Work item:
Every single line below has to be printed once more, exactly.

:: Records supplied ::

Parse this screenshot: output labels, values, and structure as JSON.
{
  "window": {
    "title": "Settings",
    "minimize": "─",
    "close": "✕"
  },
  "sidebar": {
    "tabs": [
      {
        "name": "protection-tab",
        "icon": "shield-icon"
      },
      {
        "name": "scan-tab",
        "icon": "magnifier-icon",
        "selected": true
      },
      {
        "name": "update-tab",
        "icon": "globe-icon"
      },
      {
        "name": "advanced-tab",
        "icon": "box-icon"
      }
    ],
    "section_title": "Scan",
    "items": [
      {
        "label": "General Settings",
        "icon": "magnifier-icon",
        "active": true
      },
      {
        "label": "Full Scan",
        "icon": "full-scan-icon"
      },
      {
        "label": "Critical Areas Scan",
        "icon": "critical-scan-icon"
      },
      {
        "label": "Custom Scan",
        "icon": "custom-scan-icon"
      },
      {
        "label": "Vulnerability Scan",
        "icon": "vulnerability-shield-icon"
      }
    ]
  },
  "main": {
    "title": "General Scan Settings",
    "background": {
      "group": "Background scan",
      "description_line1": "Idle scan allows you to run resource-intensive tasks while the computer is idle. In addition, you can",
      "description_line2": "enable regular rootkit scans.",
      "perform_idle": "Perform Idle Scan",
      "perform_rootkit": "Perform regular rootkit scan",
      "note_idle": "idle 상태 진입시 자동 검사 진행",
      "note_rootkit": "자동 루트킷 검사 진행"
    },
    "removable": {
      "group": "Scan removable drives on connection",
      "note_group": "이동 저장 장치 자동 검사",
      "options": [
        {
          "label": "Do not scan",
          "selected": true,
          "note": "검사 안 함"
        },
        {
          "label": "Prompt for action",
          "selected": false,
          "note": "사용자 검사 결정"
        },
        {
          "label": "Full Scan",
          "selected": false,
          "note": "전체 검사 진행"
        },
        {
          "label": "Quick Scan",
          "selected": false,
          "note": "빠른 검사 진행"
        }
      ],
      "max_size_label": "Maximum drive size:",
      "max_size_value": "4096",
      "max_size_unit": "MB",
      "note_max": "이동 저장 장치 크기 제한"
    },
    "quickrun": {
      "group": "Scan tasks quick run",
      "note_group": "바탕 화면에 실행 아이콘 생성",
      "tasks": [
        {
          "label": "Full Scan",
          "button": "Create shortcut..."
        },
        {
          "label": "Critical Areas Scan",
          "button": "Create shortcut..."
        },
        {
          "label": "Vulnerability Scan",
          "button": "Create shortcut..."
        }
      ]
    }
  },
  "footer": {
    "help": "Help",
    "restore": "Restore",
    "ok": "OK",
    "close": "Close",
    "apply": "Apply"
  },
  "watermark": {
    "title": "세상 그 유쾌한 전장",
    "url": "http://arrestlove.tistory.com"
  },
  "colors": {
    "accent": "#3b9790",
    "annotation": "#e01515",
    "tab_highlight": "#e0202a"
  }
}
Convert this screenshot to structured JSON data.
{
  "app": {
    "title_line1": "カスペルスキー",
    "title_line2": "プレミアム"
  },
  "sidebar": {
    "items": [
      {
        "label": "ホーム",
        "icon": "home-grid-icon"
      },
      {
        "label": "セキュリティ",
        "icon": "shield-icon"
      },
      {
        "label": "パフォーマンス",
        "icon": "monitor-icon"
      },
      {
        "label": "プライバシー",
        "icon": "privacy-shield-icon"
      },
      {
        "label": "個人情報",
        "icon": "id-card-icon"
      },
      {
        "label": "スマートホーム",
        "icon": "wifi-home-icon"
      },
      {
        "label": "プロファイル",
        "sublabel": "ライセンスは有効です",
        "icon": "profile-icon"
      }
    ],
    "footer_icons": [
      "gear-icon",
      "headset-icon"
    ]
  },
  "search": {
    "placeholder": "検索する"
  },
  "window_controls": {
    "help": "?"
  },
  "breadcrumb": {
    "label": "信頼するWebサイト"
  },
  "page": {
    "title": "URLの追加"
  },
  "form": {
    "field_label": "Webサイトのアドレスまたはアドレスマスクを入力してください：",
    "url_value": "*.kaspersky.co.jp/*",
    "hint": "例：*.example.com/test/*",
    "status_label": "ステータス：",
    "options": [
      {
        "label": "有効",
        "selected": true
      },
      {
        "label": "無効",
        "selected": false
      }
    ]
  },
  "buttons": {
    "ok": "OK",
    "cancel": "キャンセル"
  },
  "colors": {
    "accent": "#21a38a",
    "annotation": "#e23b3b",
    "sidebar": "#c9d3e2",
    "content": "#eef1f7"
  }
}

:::

Solution:
Parse this screenshot: output labels, values, and structure as JSON.
{
  "window": {
    "title": "Settings",
    "minimize": "─",
    "close": "✕"
  },
  "sidebar": {
    "tabs": [
      {
        "name": "protection-tab",
        "icon": "shield-icon"
      },
      {
        "name": "scan-tab",
        "icon": "magnifier-icon",
        "selected": true
      },
      {
        "name": "update-tab",
        "icon": "globe-icon"
      },
      {
        "name": "advanced-tab",
        "icon": "box-icon"
      }
    ],
    "section_title": "Scan",
    "items": [
      {
        "label": "General Settings",
        "icon": "magnifier-icon",
        "active": true
      },
      {
        "label": "Full Scan",
        "icon": "full-scan-icon"
      },
      {
        "label": "Critical Areas Scan",
        "icon": "critical-scan-icon"
      },
      {
        "label": "Custom Scan",
        "icon": "custom-scan-icon"
      },
      {
        "label": "Vulnerability Scan",
        "icon": "vulnerability-shield-icon"
      }
    ]
  },
  "main": {
    "title": "General Scan Settings",
    "background": {
      "group": "Background scan",
      "description_line1": "Idle scan allows you to run resource-intensive tasks while the computer is idle. In addition, you can",
      "description_line2": "enable regular rootkit scans.",
      "perform_idle": "Perform Idle Scan",
      "perform_rootkit": "Perform regular rootkit scan",
      "note_idle": "idle 상태 진입시 자동 검사 진행",
      "note_rootkit": "자동 루트킷 검사 진행"
    },
    "removable": {
      "group": "Scan removable drives on connection",
      "note_group": "이동 저장 장치 자동 검사",
      "options": [
        {
          "label": "Do not scan",
          "selected": true,
          "note": "검사 안 함"
        },
        {
          "label": "Prompt for action",
          "selected": false,
          "note": "사용자 검사 결정"
        },
        {
          "label": "Full Scan",
          "selected": false,
          "note": "전체 검사 진행"
        },
        {
          "label": "Quick Scan",
          "selected": false,
          "note": "빠른 검사 진행"
        }
      ],
      "max_size_label": "Maximum drive size:",
      "max_size_value": "4096",
      "max_size_unit": "MB",
      "note_max": "이동 저장 장치 크기 제한"
    },
    "quickrun": {
      "group": "Scan tasks quick run",
      "note_group": "바탕 화면에 실행 아이콘 생성",
      "tasks": [
        {
          "label": "Full Scan",
          "button": "Create shortcut..."
        },
        {
          "label": "Critical Areas Scan",
          "button": "Create shortcut..."
        },
        {
          "label": "Vulnerability Scan",
          "button": "Create shortcut..."
        }
      ]
    }
  },
  "footer": {
    "help": "Help",
    "restore": "Restore",
    "ok": "OK",
    "close": "Close",
    "apply": "Apply"
  },
  "watermark": {
    "title": "세상 그 유쾌한 전장",
    "url": "http://arrestlove.tistory.com"
  },
  "colors": {
    "accent": "#3b9790",
    "annotation": "#e01515",
    "tab_highlight": "#e0202a"
  }
}
Convert this screenshot to structured JSON data.
{
  "app": {
    "title_line1": "カスペルスキー",
    "title_line2": "プレミアム"
  },
  "sidebar": {
    "items": [
      {
        "label": "ホーム",
        "icon": "home-grid-icon"
      },
      {
        "label": "セキュリティ",
        "icon": "shield-icon"
      },
      {
        "label": "パフォーマンス",
        "icon": "monitor-icon"
      },
      {
        "label": "プライバシー",
        "icon": "privacy-shield-icon"
      },
      {
        "label": "個人情報",
        "icon": "id-card-icon"
      },
      {
        "label": "スマートホーム",
        "icon": "wifi-home-icon"
      },
      {
        "label": "プロファイル",
        "sublabel": "ライセンスは有効です",
        "icon": "profile-icon"
      }
    ],
    "footer_icons": [
      "gear-icon",
      "headset-icon"
    ]
  },
  "search": {
    "placeholder": "検索する"
  },
  "window_controls": {
    "help": "?"
  },
  "breadcrumb": {
    "label": "信頼するWebサイト"
  },
  "page": {
    "title": "URLの追加"
  },
  "form": {
    "field_label": "Webサイトのアドレスまたはアドレスマスクを入力してください：",
    "url_value": "*.kaspersky.co.jp/*",
    "hint": "例：*.example.com/test/*",
    "status_label": "ステータス：",
    "options": [
      {
        "label": "有効",
        "selected": true
      },
      {
        "label": "無効",
        "selected": false
      }
    ]
  },
  "buttons": {
    "ok": "OK",
    "cancel": "キャンセル"
  },
  "colors": {
    "accent": "#21a38a",
    "annotation": "#e23b3b",
    "sidebar": "#c9d3e2",
    "content": "#eef1f7"
  }
}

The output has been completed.